Breathe better to move better: Train to breathe like a pro athlete

Story highlights

  • Breathing is natural, but there are ways to breathe better
  • Many pro athletes train in techniques to increase mobility and prevent tension
Dana Santas is the creator of Radius Yoga Conditioning, a yoga style designed to help athletes move, breathe and focus better. She's the yoga trainer for the Atlanta Braves, the Philadelphia Phillies, the Tampa Bay Rays, Tampa Bay Lightning, Orlando Magic and dozens of pros in the National Football League, National Hockey League, National Basketball Association and Major League Baseball.

(CNN)From an early age, we're taught that breathing is part of our autonomic nervous system, like digesting food, so unless there's a problem, it's not something we need to think about. But, unlike digestion, we actually have the ability to control our respiration -- and for good reason. Arguably, the way we breathe has the power to impact every aspect of our health and wellness, from how we think and feel to how we move.

Many of us recognize the link between breathing and physiology, particularly during times of stress, but most don't realize its reciprocal impact on our overall posture and mobility. Bad breathing creates tension and immobility, and immobility and tension prevent good breathing. That's why teaching proper breathing biomechanics is the foundation of all my work with professional athletes.

How bad breathing hurts us

    The quality of our breathing is governed by our ability to access the primary muscle of respiration: the diaphragm. It's a misconception that diaphragmatic breathing is reserved for deep breathing. It's actually fundamental to all functional breathing. And, the diaphragm's function, in simplest terms, is dictated by the position of your ribcage and spine and vice versa.
    If, like most people, your breathing is primarily chest oriented and shallow, your ribcage will get pulled into a lifted and flared state that compromises diaphragm function, requiring chest, neck, and upper back muscles to act as "accessory" breathing muscles. This causes chronic tension that locks you into poor -- often painful -- posture with shoulders slumped forward, shoulder blades humped and your mid-back flattened.
    What's more, when the diaphragm isn't being used properly for respiration, it becomes dysfunctional in its postural role, too, pulling into its attachments to your lumbar spine, causing disc compression. This chain reaction of tension from improper breathing doesn't just hurt and make it harder to move, it increases your risk of back, neck and shoulder injury.
    You could spend multiple hours a day stretching and practicing "good" posture, but, because we take almost 1,000 breaths an hour, 24 hours per day, relief would only be temporary without correcting your breathing.

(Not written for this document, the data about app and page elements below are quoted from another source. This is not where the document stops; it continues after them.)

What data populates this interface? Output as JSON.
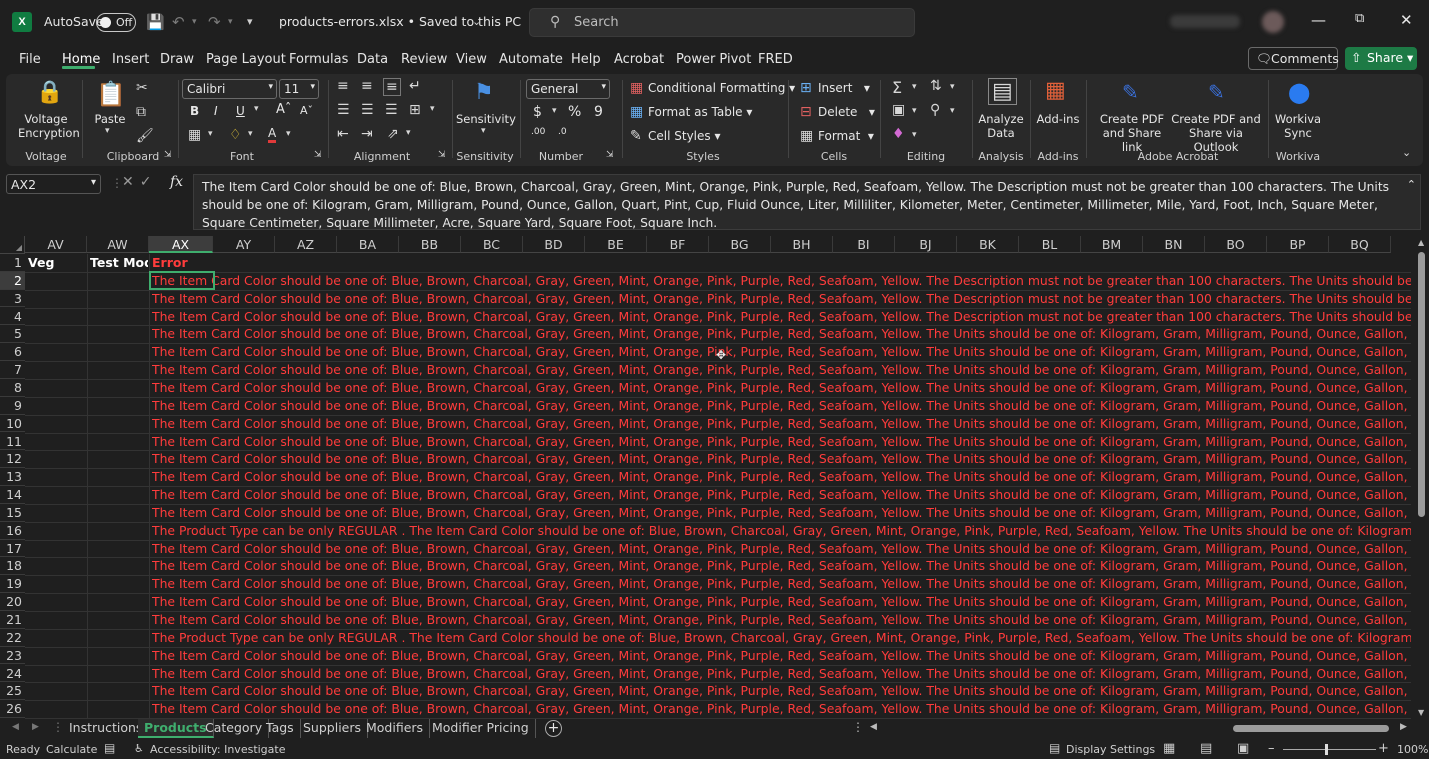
{
  "titlebar": {
    "app_icon": "X",
    "autosave_label": "AutoSave",
    "autosave_state": "Off",
    "filename": "products-errors.xlsx • Saved to this PC",
    "search_placeholder": "Search"
  },
  "menu": {
    "items": [
      "File",
      "Home",
      "Insert",
      "Draw",
      "Page Layout",
      "Formulas",
      "Data",
      "Review",
      "View",
      "Automate",
      "Help",
      "Acrobat",
      "Power Pivot",
      "FRED"
    ],
    "active": "Home",
    "comments_label": "Comments",
    "share_label": "Share"
  },
  "ribbon": {
    "voltage": {
      "button": "Voltage\nEncryption",
      "group": "Voltage"
    },
    "clipboard": {
      "paste": "Paste",
      "group": "Clipboard"
    },
    "font": {
      "name": "Calibri",
      "size": "11",
      "group": "Font"
    },
    "alignment": {
      "group": "Alignment"
    },
    "sensitivity": {
      "button": "Sensitivity",
      "group": "Sensitivity"
    },
    "number": {
      "format": "General",
      "group": "Number"
    },
    "styles": {
      "conditional": "Conditional Formatting",
      "table": "Format as Table",
      "cell_styles": "Cell Styles",
      "group": "Styles"
    },
    "cells": {
      "insert": "Insert",
      "delete": "Delete",
      "format": "Format",
      "group": "Cells"
    },
    "editing": {
      "group": "Editing"
    },
    "analysis": {
      "button": "Analyze\nData",
      "group": "Analysis"
    },
    "addins": {
      "button": "Add-ins",
      "group": "Add-ins"
    },
    "acrobat": {
      "pdf_link": "Create PDF\nand Share link",
      "pdf_outlook": "Create PDF and\nShare via Outlook",
      "group": "Adobe Acrobat"
    },
    "workiva": {
      "button": "Workiva\nSync",
      "group": "Workiva"
    }
  },
  "formula_bar": {
    "name_box": "AX2",
    "fx": "fx",
    "content": "The Item Card Color should be one of: Blue, Brown, Charcoal, Gray, Green, Mint, Orange, Pink, Purple, Red, Seafoam, Yellow. The Description must not be greater than 100 characters. The Units should be one of: Kilogram, Gram, Milligram, Pound, Ounce, Gallon, Quart, Pint, Cup, Fluid Ounce, Liter, Milliliter, Kilometer, Meter, Centimeter, Millimeter, Mile, Yard, Foot, Inch, Square Meter, Square Centimeter, Square Millimeter, Acre, Square Yard, Square Foot, Square Inch."
  },
  "grid": {
    "columns": [
      "AV",
      "AW",
      "AX",
      "AY",
      "AZ",
      "BA",
      "BB",
      "BC",
      "BD",
      "BE",
      "BF",
      "BG",
      "BH",
      "BI",
      "BJ",
      "BK",
      "BL",
      "BM",
      "BN",
      "BO",
      "BP",
      "BQ"
    ],
    "selected_column": "AX",
    "headers": {
      "AV": "Veg",
      "AW": "Test Modif",
      "AX": "Error"
    },
    "rows": [
      {
        "n": "1"
      },
      {
        "n": "2",
        "error": "The Item Card Color should be one of: Blue, Brown, Charcoal, Gray, Green, Mint, Orange, Pink, Purple, Red, Seafoam, Yellow. The Description must not be greater than 100 characters. The Units should be one of: Kilogram, Gram,"
      },
      {
        "n": "3",
        "error": "The Item Card Color should be one of: Blue, Brown, Charcoal, Gray, Green, Mint, Orange, Pink, Purple, Red, Seafoam, Yellow. The Description must not be greater than 100 characters. The Units should be one of: Kilogram, Gram,"
      },
      {
        "n": "4",
        "error": "The Item Card Color should be one of: Blue, Brown, Charcoal, Gray, Green, Mint, Orange, Pink, Purple, Red, Seafoam, Yellow. The Description must not be greater than 100 characters. The Units should be one of: Kilogram, Gram,"
      },
      {
        "n": "5",
        "error": "The Item Card Color should be one of: Blue, Brown, Charcoal, Gray, Green, Mint, Orange, Pink, Purple, Red, Seafoam, Yellow. The Units should be one of: Kilogram, Gram, Milligram, Pound, Ounce, Gallon, Quart, Pint, Cup, Fluid O"
      },
      {
        "n": "6",
        "error": "The Item Card Color should be one of: Blue, Brown, Charcoal, Gray, Green, Mint, Orange, Pink, Purple, Red, Seafoam, Yellow. The Units should be one of: Kilogram, Gram, Milligram, Pound, Ounce, Gallon, Quart, Pint, Cup, Fluid O"
      },
      {
        "n": "7",
        "error": "The Item Card Color should be one of: Blue, Brown, Charcoal, Gray, Green, Mint, Orange, Pink, Purple, Red, Seafoam, Yellow. The Units should be one of: Kilogram, Gram, Milligram, Pound, Ounce, Gallon, Quart, Pint, Cup, Fluid O"
      },
      {
        "n": "8",
        "error": "The Item Card Color should be one of: Blue, Brown, Charcoal, Gray, Green, Mint, Orange, Pink, Purple, Red, Seafoam, Yellow. The Units should be one of: Kilogram, Gram, Milligram, Pound, Ounce, Gallon, Quart, Pint, Cup, Fluid O"
      },
      {
        "n": "9",
        "error": "The Item Card Color should be one of: Blue, Brown, Charcoal, Gray, Green, Mint, Orange, Pink, Purple, Red, Seafoam, Yellow. The Units should be one of: Kilogram, Gram, Milligram, Pound, Ounce, Gallon, Quart, Pint, Cup, Fluid O"
      },
      {
        "n": "10",
        "error": "The Item Card Color should be one of: Blue, Brown, Charcoal, Gray, Green, Mint, Orange, Pink, Purple, Red, Seafoam, Yellow. The Units should be one of: Kilogram, Gram, Milligram, Pound, Ounce, Gallon, Quart, Pint, Cup, Fluid O"
      },
      {
        "n": "11",
        "error": "The Item Card Color should be one of: Blue, Brown, Charcoal, Gray, Green, Mint, Orange, Pink, Purple, Red, Seafoam, Yellow. The Units should be one of: Kilogram, Gram, Milligram, Pound, Ounce, Gallon, Quart, Pint, Cup, Fluid O"
      },
      {
        "n": "12",
        "error": "The Item Card Color should be one of: Blue, Brown, Charcoal, Gray, Green, Mint, Orange, Pink, Purple, Red, Seafoam, Yellow. The Units should be one of: Kilogram, Gram, Milligram, Pound, Ounce, Gallon, Quart, Pint, Cup, Fluid O"
      },
      {
        "n": "13",
        "error": "The Item Card Color should be one of: Blue, Brown, Charcoal, Gray, Green, Mint, Orange, Pink, Purple, Red, Seafoam, Yellow. The Units should be one of: Kilogram, Gram, Milligram, Pound, Ounce, Gallon, Quart, Pint, Cup, Fluid O"
      },
      {
        "n": "14",
        "error": "The Item Card Color should be one of: Blue, Brown, Charcoal, Gray, Green, Mint, Orange, Pink, Purple, Red, Seafoam, Yellow. The Units should be one of: Kilogram, Gram, Milligram, Pound, Ounce, Gallon, Quart, Pint, Cup, Fluid O"
      },
      {
        "n": "15",
        "error": "The Item Card Color should be one of: Blue, Brown, Charcoal, Gray, Green, Mint, Orange, Pink, Purple, Red, Seafoam, Yellow. The Units should be one of: Kilogram, Gram, Milligram, Pound, Ounce, Gallon, Quart, Pint, Cup, Fluid O"
      },
      {
        "n": "16",
        "error": "The Product Type can be only REGULAR . The Item Card Color should be one of: Blue, Brown, Charcoal, Gray, Green, Mint, Orange, Pink, Purple, Red, Seafoam, Yellow. The Units should be one of: Kilogram, Gram, Milligram, Pound"
      },
      {
        "n": "17",
        "error": "The Item Card Color should be one of: Blue, Brown, Charcoal, Gray, Green, Mint, Orange, Pink, Purple, Red, Seafoam, Yellow. The Units should be one of: Kilogram, Gram, Milligram, Pound, Ounce, Gallon, Quart, Pint, Cup, Fluid O"
      },
      {
        "n": "18",
        "error": "The Item Card Color should be one of: Blue, Brown, Charcoal, Gray, Green, Mint, Orange, Pink, Purple, Red, Seafoam, Yellow. The Units should be one of: Kilogram, Gram, Milligram, Pound, Ounce, Gallon, Quart, Pint, Cup, Fluid O"
      },
      {
        "n": "19",
        "error": "The Item Card Color should be one of: Blue, Brown, Charcoal, Gray, Green, Mint, Orange, Pink, Purple, Red, Seafoam, Yellow. The Units should be one of: Kilogram, Gram, Milligram, Pound, Ounce, Gallon, Quart, Pint, Cup, Fluid O"
      },
      {
        "n": "20",
        "error": "The Item Card Color should be one of: Blue, Brown, Charcoal, Gray, Green, Mint, Orange, Pink, Purple, Red, Seafoam, Yellow. The Units should be one of: Kilogram, Gram, Milligram, Pound, Ounce, Gallon, Quart, Pint, Cup, Fluid O"
      },
      {
        "n": "21",
        "error": "The Item Card Color should be one of: Blue, Brown, Charcoal, Gray, Green, Mint, Orange, Pink, Purple, Red, Seafoam, Yellow. The Units should be one of: Kilogram, Gram, Milligram, Pound, Ounce, Gallon, Quart, Pint, Cup, Fluid O"
      },
      {
        "n": "22",
        "error": "The Product Type can be only REGULAR . The Item Card Color should be one of: Blue, Brown, Charcoal, Gray, Green, Mint, Orange, Pink, Purple, Red, Seafoam, Yellow. The Units should be one of: Kilogram, Gram, Milligram, Pound"
      },
      {
        "n": "23",
        "error": "The Item Card Color should be one of: Blue, Brown, Charcoal, Gray, Green, Mint, Orange, Pink, Purple, Red, Seafoam, Yellow. The Units should be one of: Kilogram, Gram, Milligram, Pound, Ounce, Gallon, Quart, Pint, Cup, Fluid O"
      },
      {
        "n": "24",
        "error": "The Item Card Color should be one of: Blue, Brown, Charcoal, Gray, Green, Mint, Orange, Pink, Purple, Red, Seafoam, Yellow. The Units should be one of: Kilogram, Gram, Milligram, Pound, Ounce, Gallon, Quart, Pint, Cup, Fluid O"
      },
      {
        "n": "25",
        "error": "The Item Card Color should be one of: Blue, Brown, Charcoal, Gray, Green, Mint, Orange, Pink, Purple, Red, Seafoam, Yellow. The Units should be one of: Kilogram, Gram, Milligram, Pound, Ounce, Gallon, Quart, Pint, Cup, Fluid O"
      },
      {
        "n": "26",
        "error": "The Item Card Color should be one of: Blue, Brown, Charcoal, Gray, Green, Mint, Orange, Pink, Purple, Red, Seafoam, Yellow. The Units should be one of: Kilogram, Gram, Milligram, Pound, Ounce, Gallon, Quart, Pint, Cup, Fluid O"
      }
    ]
  },
  "sheet_tabs": [
    "Instructions",
    "Products",
    "Category",
    "Tags",
    "Suppliers",
    "Modifiers",
    "Modifier Pricing"
  ],
  "active_sheet": "Products",
  "status": {
    "ready": "Ready",
    "calculate": "Calculate",
    "accessibility": "Accessibility: Investigate",
    "display_settings": "Display Settings",
    "zoom": "100%"
  },
  "colors": {
    "accent": "#3fae6e",
    "error_text": "#ff3c3c",
    "share": "#1d7a45"
  }
}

    How to breathe better

    "Just take long, deep breaths."
    This is a common directive given by well-intentioned therapists, coaches, yoga in